February 19, 2015

By Mary Kate Costello, Policy Analyst, The Hunger Project

The global community is at a pivotal moment in history as we aim to eradicate hunger and poverty — in all of their forms — by 2030. Enormous progress has been made over the last two decades, yet there is still the most entrenched poverty and hunger to be eliminated. Smallholder farmers and women continue to be the most hungry and least empowered and governance systems are not always preserving the human rights of the people most in need. The Post-2015 Development Agenda calls for an immense scale-up and universality of development support within a mere 15-year window. Yet, our goals are within reach. If we together engage in efforts that are innovative, efficient and exponentially effective, we will succeed in preserving human dignity and achieving sustainable development for all.

The Hunger Project is launching a broad awareness campaign inviting us all to “Rethink World Hunger” – to challenge the ideas that hunger and poverty are inevitable, that the end is nowhere in sight, and that the people living in conditions of hunger and poverty are passive recipients of aid. We seek to open people up to the opportunity before us: the global community is aligned that the end of hunger and poverty are indeed achievable if we together create the breakthroughs that are required –  and we must begin by empowering people as the agents of their own change. If we start with women, mobilize entire communities and engage in effective partnerships with government, people can be transformed from a state of resignation to a life of dignity and self-reliance. We invite members of the Alliance to End Hunger to join us in prioritizing the methodologies that support human capacity and dignity.

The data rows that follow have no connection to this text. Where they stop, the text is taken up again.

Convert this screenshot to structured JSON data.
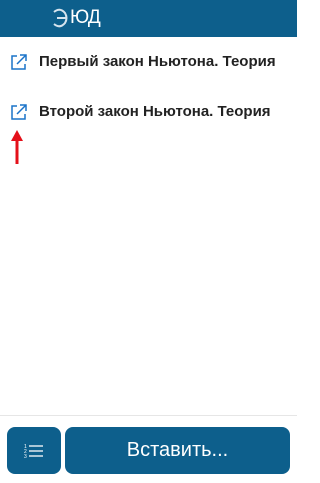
{
  "header": {
    "logo_text": "ЮД",
    "logo_letter": "Э",
    "background": "#0d5f8c"
  },
  "items": [
    {
      "label": "Первый закон Ньютона. Теория",
      "icon": "external-link-icon"
    },
    {
      "label": "Второй закон Ньютона. Теория",
      "icon": "external-link-icon"
    }
  ],
  "annotation": {
    "icon": "red-up-arrow",
    "color": "#e4101a"
  },
  "footer": {
    "list_button_icon": "numbered-list-icon",
    "insert_label": "Вставить...",
    "button_color": "#0d5f8c"
  }
}
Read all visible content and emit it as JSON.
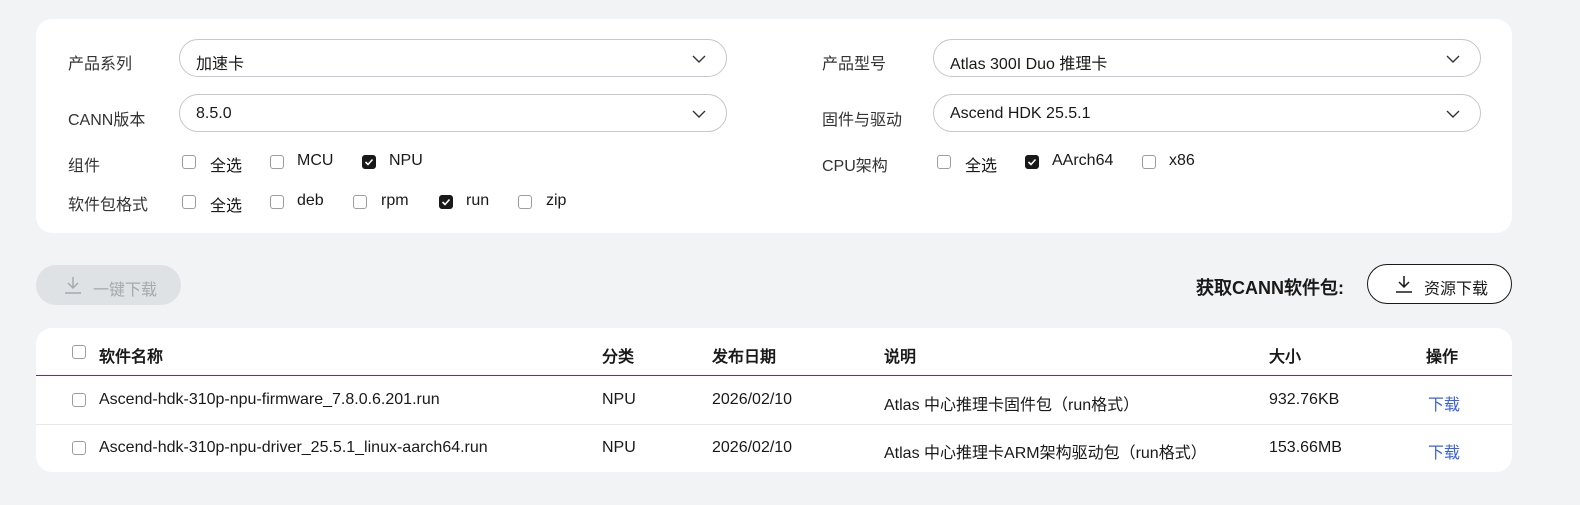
{
  "filters": {
    "product_series": {
      "label": "产品系列",
      "value": "加速卡"
    },
    "product_model": {
      "label": "产品型号",
      "value": "Atlas 300I Duo 推理卡"
    },
    "cann_version": {
      "label": "CANN版本",
      "value": "8.5.0"
    },
    "firmware_driver": {
      "label": "固件与驱动",
      "value": "Ascend HDK 25.5.1"
    },
    "components": {
      "label": "组件",
      "options": [
        {
          "label": "全选",
          "checked": false
        },
        {
          "label": "MCU",
          "checked": false
        },
        {
          "label": "NPU",
          "checked": true
        }
      ]
    },
    "cpu_arch": {
      "label": "CPU架构",
      "options": [
        {
          "label": "全选",
          "checked": false
        },
        {
          "label": "AArch64",
          "checked": true
        },
        {
          "label": "x86",
          "checked": false
        }
      ]
    },
    "package_format": {
      "label": "软件包格式",
      "options": [
        {
          "label": "全选",
          "checked": false
        },
        {
          "label": "deb",
          "checked": false
        },
        {
          "label": "rpm",
          "checked": false
        },
        {
          "label": "run",
          "checked": true
        },
        {
          "label": "zip",
          "checked": false
        }
      ]
    }
  },
  "actions": {
    "download_all_label": "一键下载",
    "get_cann_label": "获取CANN软件包:",
    "resource_download_label": "资源下载"
  },
  "table": {
    "headers": {
      "name": "软件名称",
      "category": "分类",
      "date": "发布日期",
      "description": "说明",
      "size": "大小",
      "action": "操作"
    },
    "rows": [
      {
        "name": "Ascend-hdk-310p-npu-firmware_7.8.0.6.201.run",
        "category": "NPU",
        "date": "2026/02/10",
        "description": "Atlas 中心推理卡固件包（run格式）",
        "size": "932.76KB",
        "action": "下载"
      },
      {
        "name": "Ascend-hdk-310p-npu-driver_25.5.1_linux-aarch64.run",
        "category": "NPU",
        "date": "2026/02/10",
        "description": "Atlas 中心推理卡ARM架构驱动包（run格式）",
        "size": "153.66MB",
        "action": "下载"
      }
    ]
  },
  "colors": {
    "page_bg": "#f1f3f5",
    "card_bg": "#ffffff",
    "header_divider": "#8a2b4b",
    "link": "#3a62e6",
    "disabled_button_bg": "#dfe2e5"
  }
}
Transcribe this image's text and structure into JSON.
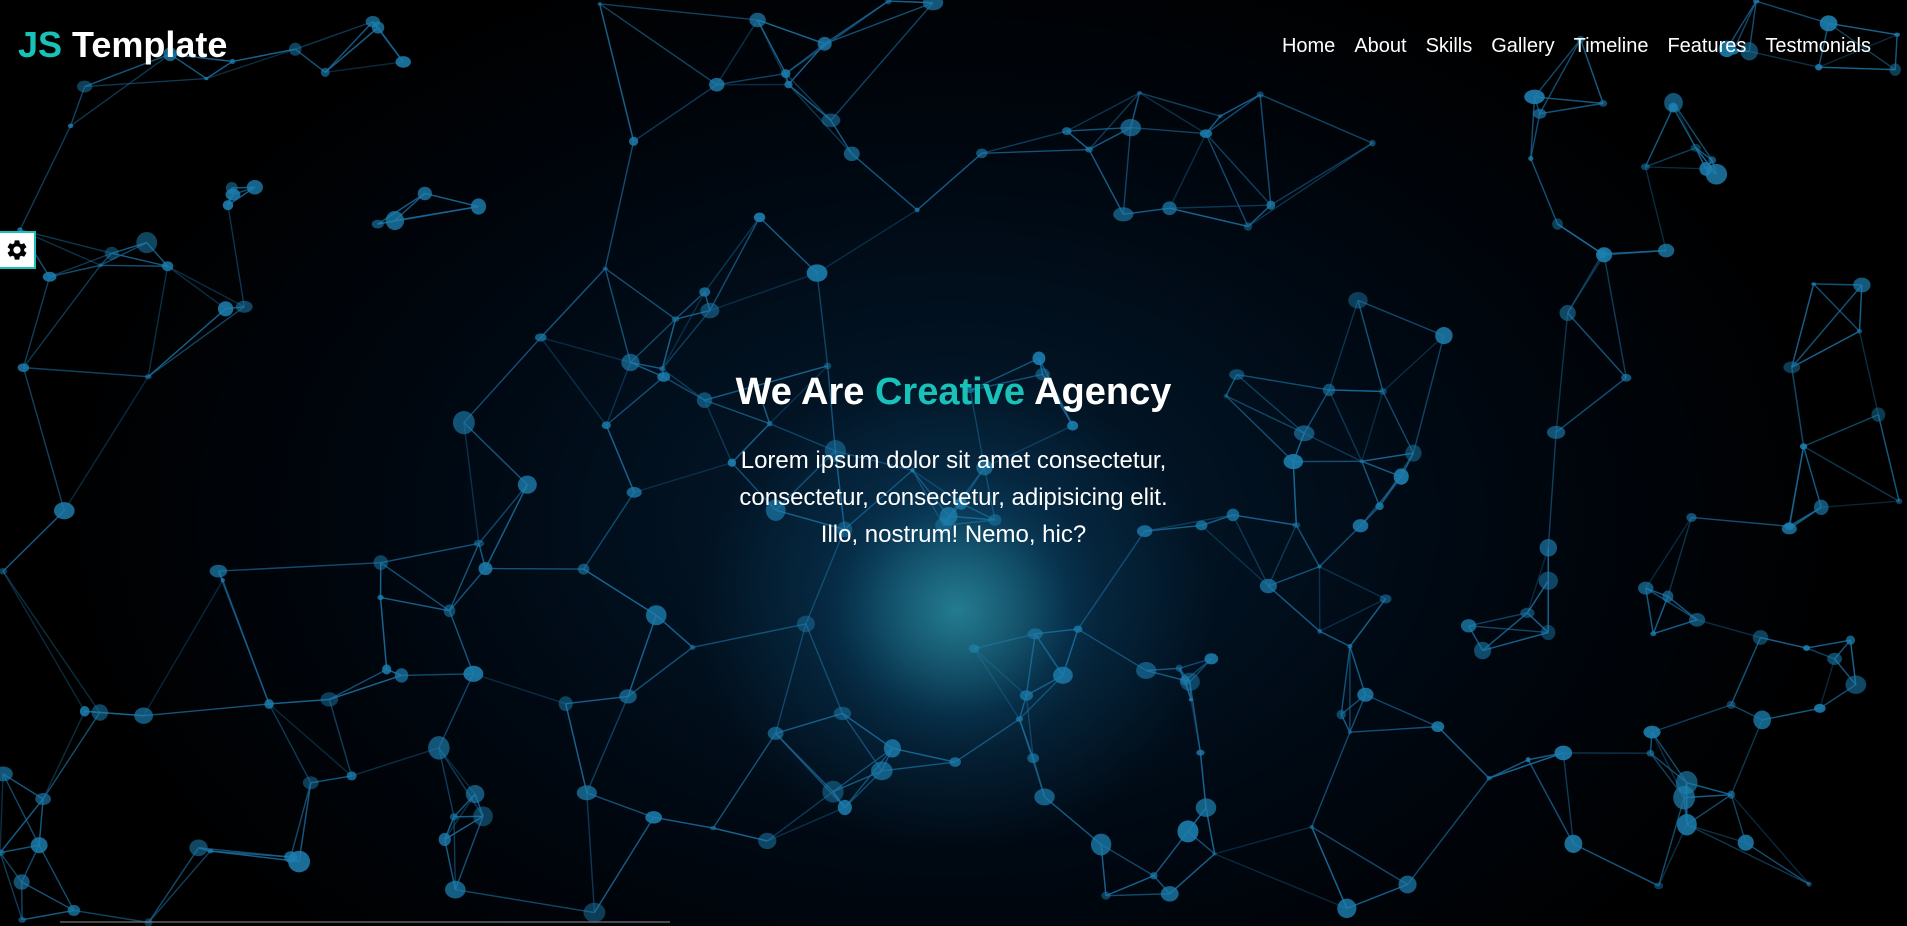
{
  "logo": {
    "accent": "JS",
    "rest": " Template"
  },
  "nav": {
    "items": [
      {
        "label": "Home"
      },
      {
        "label": "About"
      },
      {
        "label": "Skills"
      },
      {
        "label": "Gallery"
      },
      {
        "label": "Timeline"
      },
      {
        "label": "Features"
      },
      {
        "label": "Testmonials"
      }
    ]
  },
  "settings": {
    "icon": "gear-icon"
  },
  "hero": {
    "headline_before": "We Are ",
    "headline_accent": "Creative",
    "headline_after": " Agency",
    "lead": "Lorem ipsum dolor sit amet consectetur, consectetur, consectetur, adipisicing elit. Illo, nostrum! Nemo, hic?"
  },
  "colors": {
    "accent": "#19c2b8",
    "background": "#000000",
    "network_line": "#1a6a9a",
    "network_node": "#1d7fb0"
  }
}
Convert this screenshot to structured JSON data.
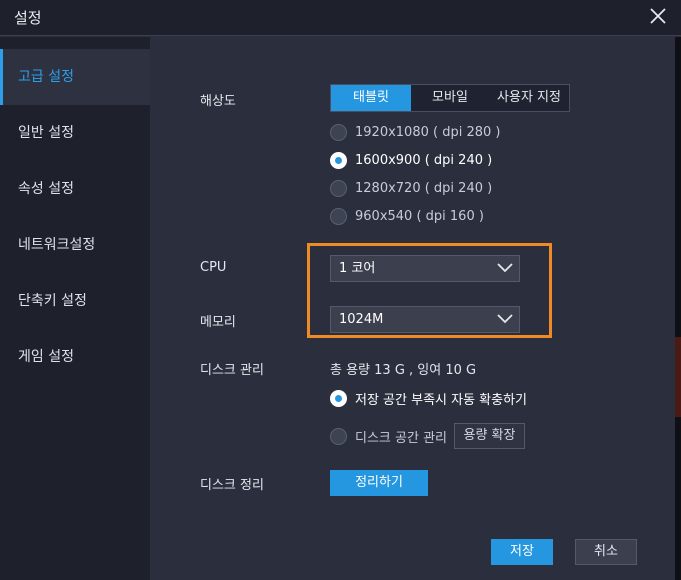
{
  "window": {
    "title": "설정"
  },
  "sidebar": {
    "items": [
      {
        "label": "고급 설정",
        "active": true
      },
      {
        "label": "일반 설정",
        "active": false
      },
      {
        "label": "속성 설정",
        "active": false
      },
      {
        "label": "네트워크설정",
        "active": false
      },
      {
        "label": "단축키 설정",
        "active": false
      },
      {
        "label": "게임 설정",
        "active": false
      }
    ]
  },
  "resolution": {
    "label": "해상도",
    "modes": [
      "태블릿",
      "모바일",
      "사용자 지정"
    ],
    "selected_mode": "태블릿",
    "options": [
      "1920x1080 ( dpi 280 )",
      "1600x900 ( dpi 240 )",
      "1280x720 ( dpi 240 )",
      "960x540 ( dpi 160 )"
    ],
    "selected_option": "1600x900 ( dpi 240 )"
  },
  "cpu": {
    "label": "CPU",
    "value": "1 코어"
  },
  "memory": {
    "label": "메모리",
    "value": "1024M"
  },
  "disk": {
    "label": "디스크 관리",
    "info": "총 용량 13 G , 잉여 10 G",
    "option_auto": "저장 공간 부족시 자동 확충하기",
    "option_manual": "디스크 공간 관리",
    "expand_button": "용량 확장",
    "selected": "auto"
  },
  "cleanup": {
    "label": "디스크 정리",
    "button": "정리하기"
  },
  "footer": {
    "save": "저장",
    "cancel": "취소"
  },
  "colors": {
    "accent": "#2596e0",
    "highlight": "#f08a24"
  }
}
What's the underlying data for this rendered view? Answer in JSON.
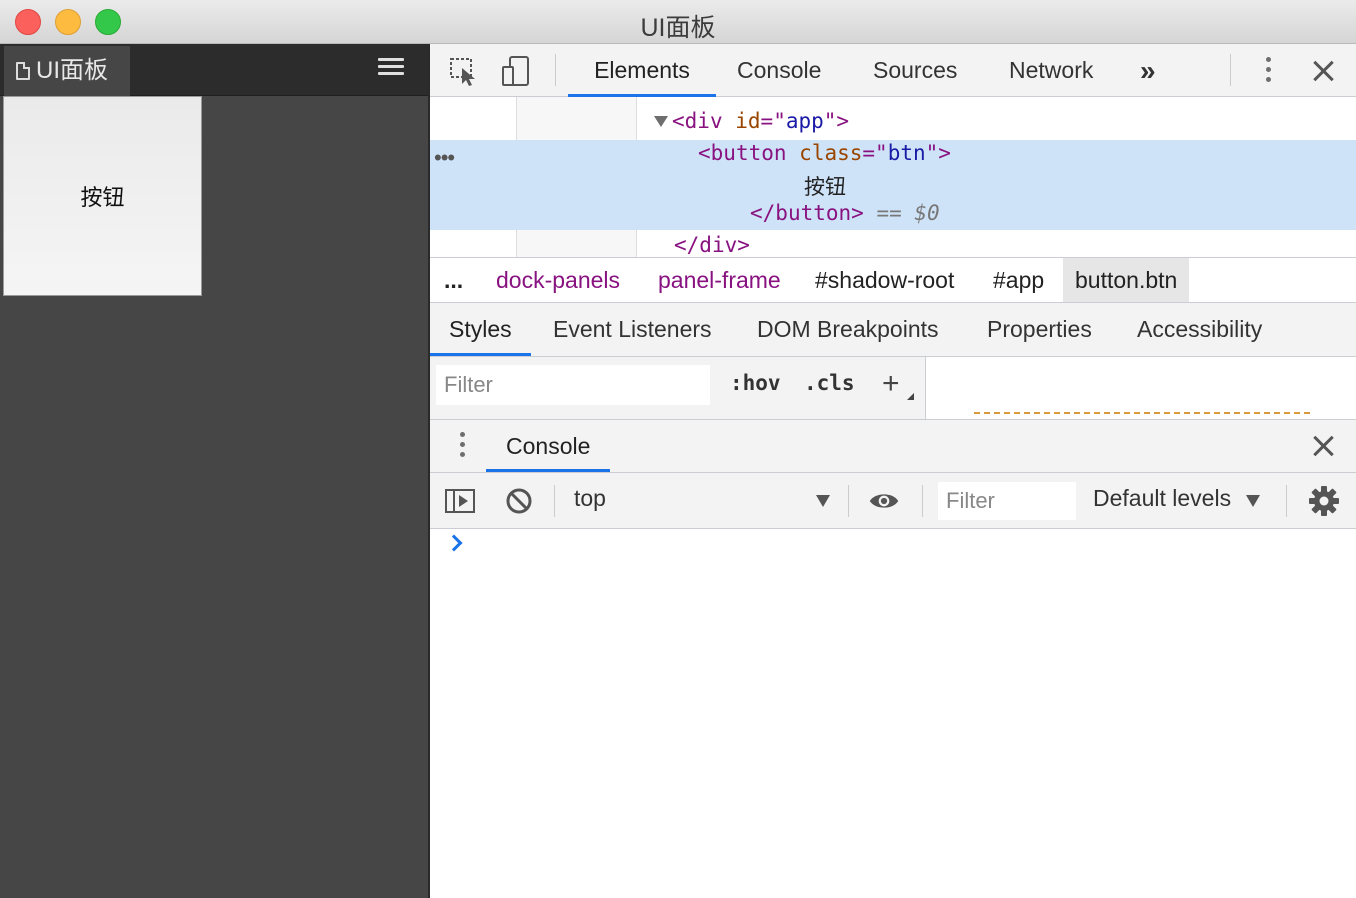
{
  "window": {
    "title": "UI面板"
  },
  "left_panel": {
    "tab_label": "UI面板",
    "button_label": "按钮"
  },
  "devtools": {
    "tabs": [
      "Elements",
      "Console",
      "Sources",
      "Network"
    ],
    "active_tab": "Elements",
    "more_tabs_label": "»",
    "dom": {
      "div_tag": "div",
      "div_attr": "id",
      "div_val": "app",
      "button_tag": "button",
      "button_attr": "class",
      "button_val": "btn",
      "button_text": "按钮",
      "close_button": "/button",
      "selected_marker": "== $0",
      "close_div": "/div"
    },
    "breadcrumbs": [
      "...",
      "dock-panels",
      "panel-frame",
      "#shadow-root",
      "#app",
      "button.btn"
    ],
    "subtabs": [
      "Styles",
      "Event Listeners",
      "DOM Breakpoints",
      "Properties",
      "Accessibility"
    ],
    "styles_filter_placeholder": "Filter",
    "hov_label": ":hov",
    "cls_label": ".cls",
    "plus_label": "+",
    "drawer_tab": "Console",
    "console": {
      "context": "top",
      "filter_placeholder": "Filter",
      "levels": "Default levels"
    },
    "accent_color": "#1a73e8"
  }
}
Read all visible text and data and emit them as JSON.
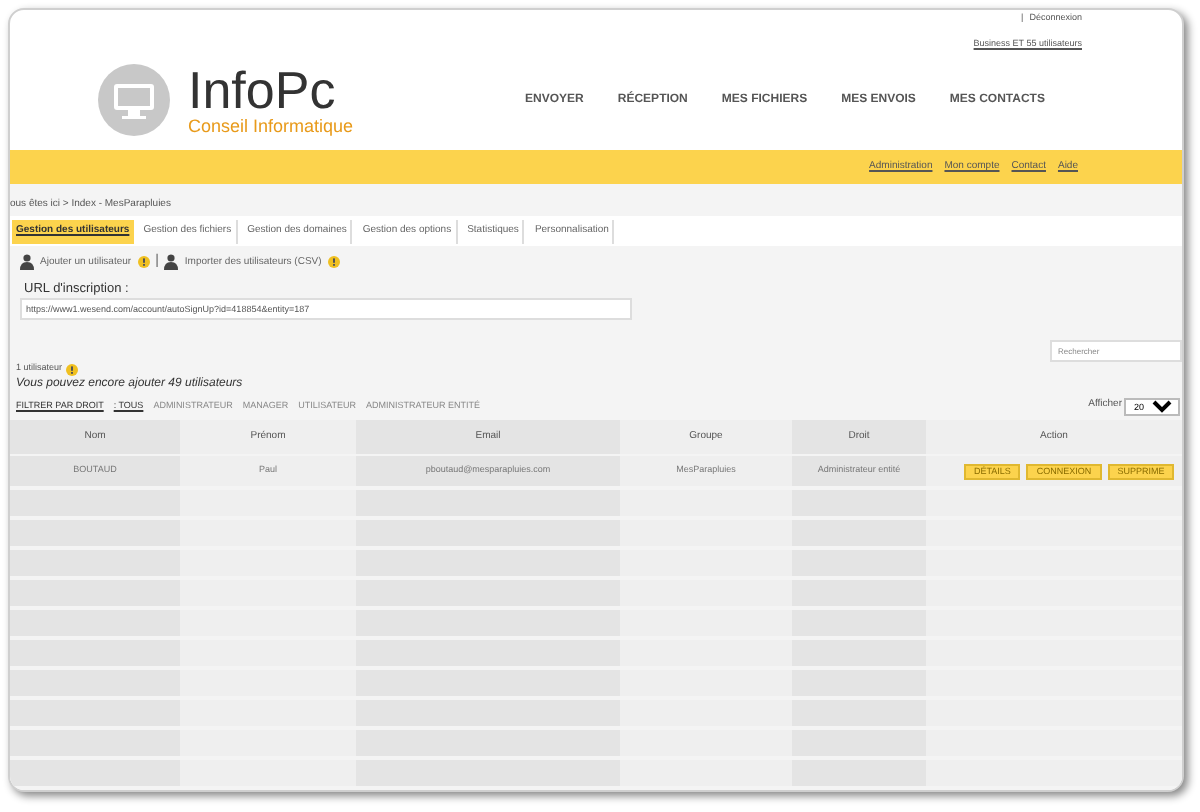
{
  "top_links": {
    "separator": "|",
    "logout": "Déconnexion",
    "plan": "Business ET 55 utilisateurs"
  },
  "logo": {
    "name": "InfoPc",
    "tagline": "Conseil Informatique"
  },
  "main_nav": [
    "ENVOYER",
    "RÉCEPTION",
    "MES FICHIERS",
    "MES ENVOIS",
    "MES CONTACTS"
  ],
  "sub_nav": [
    "Administration",
    "Mon compte",
    "Contact",
    "Aide"
  ],
  "breadcrumb": "ous êtes ici > Index - MesParapluies",
  "tabs": [
    {
      "label": "Gestion des utilisateurs",
      "selected": true
    },
    {
      "label": "Gestion des fichiers",
      "selected": false
    },
    {
      "label": "Gestion des domaines",
      "selected": false
    },
    {
      "label": "Gestion des options",
      "selected": false
    },
    {
      "label": "Statistiques",
      "selected": false
    },
    {
      "label": "Personnalisation",
      "selected": false
    }
  ],
  "actions": [
    {
      "label": "Ajouter un utilisateur"
    },
    {
      "label": "Importer des utilisateurs (CSV)"
    }
  ],
  "action_separator": "|",
  "url_field": {
    "label": "URL d'inscription :",
    "value": "https://www1.wesend.com/account/autoSignUp?id=418854&entity=187"
  },
  "search": {
    "placeholder": "Rechercher"
  },
  "count": "1 utilisateur",
  "remaining": "Vous pouvez encore ajouter 49 utilisateurs",
  "filter": {
    "label": "FILTRER PAR DROIT",
    "options": [
      {
        "label": ": TOUS",
        "selected": true
      },
      {
        "label": "ADMINISTRATEUR",
        "selected": false
      },
      {
        "label": "MANAGER",
        "selected": false
      },
      {
        "label": "UTILISATEUR",
        "selected": false
      },
      {
        "label": "ADMINISTRATEUR ENTITÉ",
        "selected": false
      }
    ]
  },
  "page_size": {
    "label": "Afficher",
    "value": "20"
  },
  "table": {
    "columns": [
      "Nom",
      "Prénom",
      "Email",
      "Groupe",
      "Droit",
      "Action"
    ],
    "rows": [
      {
        "cells": [
          "BOUTAUD",
          "Paul",
          "pboutaud@mesparapluies.com",
          "MesParapluies",
          "Administrateur entité"
        ],
        "actions": [
          "DÉTAILS",
          "CONNEXION",
          "SUPPRIME"
        ]
      }
    ]
  }
}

The Post-2015 Development Agenda provides the  the opportunity to engage in a conversation that presents development positively, using terms such as “global” rather than “foreign,” “support” rather than “aid,” and “partners” rather than “beneficiaries.” To leverage this opportunity, the Rethink World Hunger campaign calls for advocacy to increase political will and encourage multi-sectoral donor support toward the type of integrated community development approaches that put people at the center.

People can be mobilized to rethink their status quo, rethink their access to services, rethink their children’s societal roles, rethink the inherent rights of the woman and rethink the opportunity before them. However, this cannot be done without committing to action at the local level in partnership with the people living in conditions of hunger and poverty. This mindset shift is necessary at all levels, for all stakeholders and for every sector to ensure that we do not carry out business as usual. For when we #rethinkworldhunger, we will create the transformation required to achieve the end of hunger once and for all.